Records contained in a dataset
# # # # #

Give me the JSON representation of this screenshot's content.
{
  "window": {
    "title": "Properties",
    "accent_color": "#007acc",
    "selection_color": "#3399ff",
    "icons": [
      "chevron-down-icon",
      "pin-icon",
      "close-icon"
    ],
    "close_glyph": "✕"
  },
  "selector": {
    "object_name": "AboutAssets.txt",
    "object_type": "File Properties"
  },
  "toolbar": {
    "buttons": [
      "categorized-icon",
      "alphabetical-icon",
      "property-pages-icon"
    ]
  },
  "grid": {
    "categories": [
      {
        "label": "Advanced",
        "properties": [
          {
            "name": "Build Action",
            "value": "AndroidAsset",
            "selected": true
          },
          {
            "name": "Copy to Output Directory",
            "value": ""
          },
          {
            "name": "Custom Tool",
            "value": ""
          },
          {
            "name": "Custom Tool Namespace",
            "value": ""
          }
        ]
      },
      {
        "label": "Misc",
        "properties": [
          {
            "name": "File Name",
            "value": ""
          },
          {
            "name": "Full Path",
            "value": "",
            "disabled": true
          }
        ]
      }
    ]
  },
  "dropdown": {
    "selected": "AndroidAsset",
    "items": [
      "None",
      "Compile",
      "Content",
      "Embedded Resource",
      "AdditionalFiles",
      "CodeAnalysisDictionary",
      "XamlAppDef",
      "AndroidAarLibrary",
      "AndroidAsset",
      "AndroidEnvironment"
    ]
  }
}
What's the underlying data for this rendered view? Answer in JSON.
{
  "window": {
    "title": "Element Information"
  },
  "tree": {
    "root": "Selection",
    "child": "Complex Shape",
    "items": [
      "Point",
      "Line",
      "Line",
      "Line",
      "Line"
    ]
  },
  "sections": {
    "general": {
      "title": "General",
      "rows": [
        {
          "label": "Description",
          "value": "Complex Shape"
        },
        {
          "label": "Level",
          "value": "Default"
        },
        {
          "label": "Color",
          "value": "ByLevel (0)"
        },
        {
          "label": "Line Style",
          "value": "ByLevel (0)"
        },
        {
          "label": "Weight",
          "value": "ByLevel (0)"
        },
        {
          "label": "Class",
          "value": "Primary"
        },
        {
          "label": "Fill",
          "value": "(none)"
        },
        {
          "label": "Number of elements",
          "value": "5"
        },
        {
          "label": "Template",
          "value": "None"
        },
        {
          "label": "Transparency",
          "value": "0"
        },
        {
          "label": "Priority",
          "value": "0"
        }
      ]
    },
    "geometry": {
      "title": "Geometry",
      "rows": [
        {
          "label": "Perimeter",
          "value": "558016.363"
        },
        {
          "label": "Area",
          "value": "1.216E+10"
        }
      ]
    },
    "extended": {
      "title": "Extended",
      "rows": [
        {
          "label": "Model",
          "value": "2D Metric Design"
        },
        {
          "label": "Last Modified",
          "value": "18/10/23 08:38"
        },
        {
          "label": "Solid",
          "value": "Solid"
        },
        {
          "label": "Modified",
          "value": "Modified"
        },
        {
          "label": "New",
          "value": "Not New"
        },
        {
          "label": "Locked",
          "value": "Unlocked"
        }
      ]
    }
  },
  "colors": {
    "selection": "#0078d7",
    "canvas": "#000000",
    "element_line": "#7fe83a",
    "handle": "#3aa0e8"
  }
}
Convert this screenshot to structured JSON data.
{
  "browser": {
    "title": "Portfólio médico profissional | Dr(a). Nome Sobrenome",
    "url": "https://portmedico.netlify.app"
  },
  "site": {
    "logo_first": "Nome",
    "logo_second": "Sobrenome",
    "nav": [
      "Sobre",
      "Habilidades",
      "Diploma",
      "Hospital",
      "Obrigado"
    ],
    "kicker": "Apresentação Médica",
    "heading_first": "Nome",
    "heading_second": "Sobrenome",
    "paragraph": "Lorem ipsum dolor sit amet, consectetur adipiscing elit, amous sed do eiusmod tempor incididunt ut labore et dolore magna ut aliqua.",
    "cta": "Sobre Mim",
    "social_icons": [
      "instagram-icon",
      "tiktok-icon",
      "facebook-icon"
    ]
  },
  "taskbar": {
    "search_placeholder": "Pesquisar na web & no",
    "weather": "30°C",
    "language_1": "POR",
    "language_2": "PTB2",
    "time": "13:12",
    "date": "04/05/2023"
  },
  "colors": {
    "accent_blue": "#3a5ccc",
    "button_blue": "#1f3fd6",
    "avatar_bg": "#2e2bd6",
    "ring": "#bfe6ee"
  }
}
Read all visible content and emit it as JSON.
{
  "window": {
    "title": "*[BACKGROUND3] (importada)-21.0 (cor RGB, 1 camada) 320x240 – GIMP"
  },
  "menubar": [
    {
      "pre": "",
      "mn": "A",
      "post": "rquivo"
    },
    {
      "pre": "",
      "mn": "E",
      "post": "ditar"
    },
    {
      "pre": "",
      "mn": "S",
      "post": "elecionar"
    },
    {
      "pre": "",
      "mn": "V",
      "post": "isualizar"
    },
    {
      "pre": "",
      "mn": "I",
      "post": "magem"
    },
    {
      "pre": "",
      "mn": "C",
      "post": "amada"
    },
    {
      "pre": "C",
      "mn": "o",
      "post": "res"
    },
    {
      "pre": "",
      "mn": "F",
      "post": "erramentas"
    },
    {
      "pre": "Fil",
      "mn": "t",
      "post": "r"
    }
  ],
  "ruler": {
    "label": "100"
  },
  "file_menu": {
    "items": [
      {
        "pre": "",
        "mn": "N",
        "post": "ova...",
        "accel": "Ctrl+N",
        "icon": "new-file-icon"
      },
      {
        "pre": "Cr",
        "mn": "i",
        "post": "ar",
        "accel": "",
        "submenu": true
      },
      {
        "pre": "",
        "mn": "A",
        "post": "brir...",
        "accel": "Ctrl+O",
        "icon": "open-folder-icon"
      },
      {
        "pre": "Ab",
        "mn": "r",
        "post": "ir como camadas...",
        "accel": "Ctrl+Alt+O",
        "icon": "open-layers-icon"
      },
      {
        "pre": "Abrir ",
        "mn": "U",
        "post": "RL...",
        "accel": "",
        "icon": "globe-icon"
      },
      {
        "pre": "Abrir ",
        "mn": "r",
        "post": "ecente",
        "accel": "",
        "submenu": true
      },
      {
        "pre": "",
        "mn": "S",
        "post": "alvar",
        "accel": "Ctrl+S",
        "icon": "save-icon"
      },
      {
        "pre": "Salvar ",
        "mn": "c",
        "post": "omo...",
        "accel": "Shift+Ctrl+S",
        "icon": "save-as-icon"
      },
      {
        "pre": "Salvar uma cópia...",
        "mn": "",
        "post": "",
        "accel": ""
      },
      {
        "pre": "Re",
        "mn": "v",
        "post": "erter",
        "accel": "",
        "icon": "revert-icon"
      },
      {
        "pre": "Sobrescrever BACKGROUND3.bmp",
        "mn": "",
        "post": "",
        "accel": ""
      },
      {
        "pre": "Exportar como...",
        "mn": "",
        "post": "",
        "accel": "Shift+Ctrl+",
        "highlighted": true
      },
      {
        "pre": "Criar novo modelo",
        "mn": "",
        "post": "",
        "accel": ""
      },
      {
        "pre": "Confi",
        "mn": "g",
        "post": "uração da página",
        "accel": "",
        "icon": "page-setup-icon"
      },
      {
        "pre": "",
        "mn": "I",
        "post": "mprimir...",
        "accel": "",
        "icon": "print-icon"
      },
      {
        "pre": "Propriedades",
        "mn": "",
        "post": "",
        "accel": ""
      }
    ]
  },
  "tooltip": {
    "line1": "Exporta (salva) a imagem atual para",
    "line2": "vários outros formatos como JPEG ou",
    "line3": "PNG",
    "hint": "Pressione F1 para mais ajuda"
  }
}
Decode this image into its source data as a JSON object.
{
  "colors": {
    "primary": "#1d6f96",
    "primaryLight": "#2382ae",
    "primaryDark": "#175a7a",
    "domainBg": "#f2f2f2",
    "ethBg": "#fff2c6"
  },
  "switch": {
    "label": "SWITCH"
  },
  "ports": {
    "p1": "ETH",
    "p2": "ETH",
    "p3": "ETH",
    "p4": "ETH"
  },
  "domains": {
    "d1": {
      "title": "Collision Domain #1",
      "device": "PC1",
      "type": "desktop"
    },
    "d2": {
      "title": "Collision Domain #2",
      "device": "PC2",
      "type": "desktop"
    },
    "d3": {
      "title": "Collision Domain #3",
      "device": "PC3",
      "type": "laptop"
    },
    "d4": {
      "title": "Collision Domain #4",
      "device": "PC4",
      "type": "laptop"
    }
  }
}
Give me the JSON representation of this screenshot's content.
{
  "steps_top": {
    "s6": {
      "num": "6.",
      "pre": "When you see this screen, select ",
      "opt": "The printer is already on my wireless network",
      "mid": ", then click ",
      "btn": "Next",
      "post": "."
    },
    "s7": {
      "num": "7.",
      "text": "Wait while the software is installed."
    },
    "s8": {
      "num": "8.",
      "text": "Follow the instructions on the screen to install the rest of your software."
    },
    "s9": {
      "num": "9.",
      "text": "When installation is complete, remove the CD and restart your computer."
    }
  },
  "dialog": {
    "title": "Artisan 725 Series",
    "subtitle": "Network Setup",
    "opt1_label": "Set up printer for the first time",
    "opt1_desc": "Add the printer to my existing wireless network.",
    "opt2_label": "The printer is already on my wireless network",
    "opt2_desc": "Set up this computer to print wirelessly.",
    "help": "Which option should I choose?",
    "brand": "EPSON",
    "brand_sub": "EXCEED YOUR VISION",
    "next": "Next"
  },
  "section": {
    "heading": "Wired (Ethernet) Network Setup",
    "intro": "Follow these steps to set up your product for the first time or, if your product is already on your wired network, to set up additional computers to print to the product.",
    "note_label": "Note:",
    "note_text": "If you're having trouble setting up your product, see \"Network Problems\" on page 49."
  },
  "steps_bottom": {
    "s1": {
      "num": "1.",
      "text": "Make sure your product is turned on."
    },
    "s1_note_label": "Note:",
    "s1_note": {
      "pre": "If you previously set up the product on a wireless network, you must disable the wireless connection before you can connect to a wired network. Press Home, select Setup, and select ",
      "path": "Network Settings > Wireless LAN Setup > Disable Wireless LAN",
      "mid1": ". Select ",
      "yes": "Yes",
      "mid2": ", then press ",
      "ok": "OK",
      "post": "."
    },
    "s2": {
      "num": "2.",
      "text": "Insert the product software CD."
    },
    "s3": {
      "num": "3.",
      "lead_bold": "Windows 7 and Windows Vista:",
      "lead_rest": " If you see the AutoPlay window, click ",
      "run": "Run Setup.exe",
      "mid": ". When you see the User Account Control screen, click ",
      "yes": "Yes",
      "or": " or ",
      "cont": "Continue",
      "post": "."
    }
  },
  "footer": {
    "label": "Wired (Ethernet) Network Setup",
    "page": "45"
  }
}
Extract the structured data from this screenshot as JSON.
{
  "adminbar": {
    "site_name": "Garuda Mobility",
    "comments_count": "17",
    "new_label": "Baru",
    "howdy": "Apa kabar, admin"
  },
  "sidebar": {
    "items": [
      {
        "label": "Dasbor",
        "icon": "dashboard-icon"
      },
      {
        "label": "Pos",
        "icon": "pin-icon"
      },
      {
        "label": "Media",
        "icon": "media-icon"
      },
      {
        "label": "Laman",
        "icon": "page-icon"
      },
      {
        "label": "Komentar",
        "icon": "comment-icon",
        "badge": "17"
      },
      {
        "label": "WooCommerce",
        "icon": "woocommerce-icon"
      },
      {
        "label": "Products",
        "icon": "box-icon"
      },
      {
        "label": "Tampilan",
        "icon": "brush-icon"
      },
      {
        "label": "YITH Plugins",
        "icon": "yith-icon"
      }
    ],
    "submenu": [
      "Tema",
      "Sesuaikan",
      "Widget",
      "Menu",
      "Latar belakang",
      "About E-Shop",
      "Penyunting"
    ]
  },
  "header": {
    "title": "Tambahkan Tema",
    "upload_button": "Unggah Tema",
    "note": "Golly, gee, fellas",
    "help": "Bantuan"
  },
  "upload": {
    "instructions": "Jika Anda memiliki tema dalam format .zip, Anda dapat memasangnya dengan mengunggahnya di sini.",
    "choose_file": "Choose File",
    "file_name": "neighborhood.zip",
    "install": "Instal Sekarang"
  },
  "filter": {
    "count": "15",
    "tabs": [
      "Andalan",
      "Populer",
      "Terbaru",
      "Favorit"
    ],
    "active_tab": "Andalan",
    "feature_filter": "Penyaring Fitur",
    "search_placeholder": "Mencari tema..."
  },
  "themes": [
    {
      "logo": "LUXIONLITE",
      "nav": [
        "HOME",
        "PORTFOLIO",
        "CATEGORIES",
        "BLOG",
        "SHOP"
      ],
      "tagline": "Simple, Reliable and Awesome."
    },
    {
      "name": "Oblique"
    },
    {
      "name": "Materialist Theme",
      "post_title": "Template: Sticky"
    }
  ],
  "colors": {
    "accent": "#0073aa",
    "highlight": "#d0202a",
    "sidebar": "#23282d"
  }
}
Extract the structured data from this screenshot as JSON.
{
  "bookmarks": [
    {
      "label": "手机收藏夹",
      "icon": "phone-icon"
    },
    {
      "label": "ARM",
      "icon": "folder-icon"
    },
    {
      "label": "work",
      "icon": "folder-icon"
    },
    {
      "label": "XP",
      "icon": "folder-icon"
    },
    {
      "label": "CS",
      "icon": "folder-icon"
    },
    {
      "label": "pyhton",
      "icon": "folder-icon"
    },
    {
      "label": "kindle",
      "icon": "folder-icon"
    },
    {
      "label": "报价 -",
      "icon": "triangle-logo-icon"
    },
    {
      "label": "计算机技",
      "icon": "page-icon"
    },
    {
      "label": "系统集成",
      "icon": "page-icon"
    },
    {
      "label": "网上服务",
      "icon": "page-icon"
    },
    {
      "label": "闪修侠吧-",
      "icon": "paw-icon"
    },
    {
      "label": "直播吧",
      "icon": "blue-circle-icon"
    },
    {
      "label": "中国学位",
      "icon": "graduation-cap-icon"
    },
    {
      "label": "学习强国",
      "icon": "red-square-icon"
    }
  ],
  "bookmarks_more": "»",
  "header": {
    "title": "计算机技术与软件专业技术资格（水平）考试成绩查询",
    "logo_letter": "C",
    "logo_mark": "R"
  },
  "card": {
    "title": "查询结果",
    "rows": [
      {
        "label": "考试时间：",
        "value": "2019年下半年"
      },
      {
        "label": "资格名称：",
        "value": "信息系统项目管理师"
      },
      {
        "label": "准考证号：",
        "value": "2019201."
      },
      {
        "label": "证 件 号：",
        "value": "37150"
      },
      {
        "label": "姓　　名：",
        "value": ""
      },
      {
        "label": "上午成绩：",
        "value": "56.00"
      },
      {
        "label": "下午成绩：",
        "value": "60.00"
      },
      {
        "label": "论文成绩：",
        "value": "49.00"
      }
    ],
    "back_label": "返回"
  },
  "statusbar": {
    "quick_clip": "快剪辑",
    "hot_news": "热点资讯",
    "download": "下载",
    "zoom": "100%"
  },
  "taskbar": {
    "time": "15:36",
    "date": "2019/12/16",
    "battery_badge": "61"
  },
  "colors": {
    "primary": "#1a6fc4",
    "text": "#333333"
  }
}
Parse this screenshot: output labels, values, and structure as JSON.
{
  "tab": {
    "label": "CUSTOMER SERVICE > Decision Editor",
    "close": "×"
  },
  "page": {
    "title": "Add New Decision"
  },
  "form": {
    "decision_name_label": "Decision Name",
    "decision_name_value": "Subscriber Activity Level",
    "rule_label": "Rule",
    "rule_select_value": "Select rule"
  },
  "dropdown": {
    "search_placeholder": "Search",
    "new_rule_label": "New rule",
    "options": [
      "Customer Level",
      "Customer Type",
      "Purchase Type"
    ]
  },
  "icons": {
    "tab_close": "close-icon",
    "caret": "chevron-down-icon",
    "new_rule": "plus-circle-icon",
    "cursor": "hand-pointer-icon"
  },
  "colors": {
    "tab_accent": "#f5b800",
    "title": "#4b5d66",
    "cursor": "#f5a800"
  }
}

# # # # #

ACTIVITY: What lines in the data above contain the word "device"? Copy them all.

ANSWER TO THIS EXERCISE:
      "device": "PC1",
      "device": "PC2",
      "device": "PC3",
      "device": "PC4",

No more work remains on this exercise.